* WORK TO COMPLETE *
What you give back should match the records word for word.

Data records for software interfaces
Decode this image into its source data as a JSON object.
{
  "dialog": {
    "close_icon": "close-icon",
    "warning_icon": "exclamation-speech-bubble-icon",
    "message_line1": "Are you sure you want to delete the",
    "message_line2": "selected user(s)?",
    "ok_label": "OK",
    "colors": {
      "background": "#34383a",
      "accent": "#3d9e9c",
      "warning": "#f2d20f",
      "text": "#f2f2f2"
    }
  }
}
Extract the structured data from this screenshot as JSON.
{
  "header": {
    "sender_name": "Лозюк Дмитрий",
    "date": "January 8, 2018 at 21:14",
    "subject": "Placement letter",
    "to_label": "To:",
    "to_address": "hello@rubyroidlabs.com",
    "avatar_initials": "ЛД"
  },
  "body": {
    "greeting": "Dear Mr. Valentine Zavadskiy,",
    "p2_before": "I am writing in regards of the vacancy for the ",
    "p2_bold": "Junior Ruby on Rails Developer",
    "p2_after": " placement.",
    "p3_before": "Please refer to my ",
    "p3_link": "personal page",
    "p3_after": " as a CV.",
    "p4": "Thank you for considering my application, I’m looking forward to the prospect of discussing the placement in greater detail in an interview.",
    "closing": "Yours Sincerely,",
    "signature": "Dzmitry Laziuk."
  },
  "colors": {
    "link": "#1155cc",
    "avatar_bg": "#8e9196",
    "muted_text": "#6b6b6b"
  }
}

* RESPONSE FOR THIS EXERCISE *
Decode this image into its source data as a JSON object.
{
  "dialog": {
    "close_icon": "close-icon",
    "warning_icon": "exclamation-speech-bubble-icon",
    "message_line1": "Are you sure you want to delete the",
    "message_line2": "selected user(s)?",
    "ok_label": "OK",
    "colors": {
      "background": "#34383a",
      "accent": "#3d9e9c",
      "warning": "#f2d20f",
      "text": "#f2f2f2"
    }
  }
}
Extract the structured data from this screenshot as JSON.
{
  "header": {
    "sender_name": "Лозюк Дмитрий",
    "date": "January 8, 2018 at 21:14",
    "subject": "Placement letter",
    "to_label": "To:",
    "to_address": "hello@rubyroidlabs.com",
    "avatar_initials": "ЛД"
  },
  "body": {
    "greeting": "Dear Mr. Valentine Zavadskiy,",
    "p2_before": "I am writing in regards of the vacancy for the ",
    "p2_bold": "Junior Ruby on Rails Developer",
    "p2_after": " placement.",
    "p3_before": "Please refer to my ",
    "p3_link": "personal page",
    "p3_after": " as a CV.",
    "p4": "Thank you for considering my application, I’m looking forward to the prospect of discussing the placement in greater detail in an interview.",
    "closing": "Yours Sincerely,",
    "signature": "Dzmitry Laziuk."
  },
  "colors": {
    "link": "#1155cc",
    "avatar_bg": "#8e9196",
    "muted_text": "#6b6b6b"
  }
}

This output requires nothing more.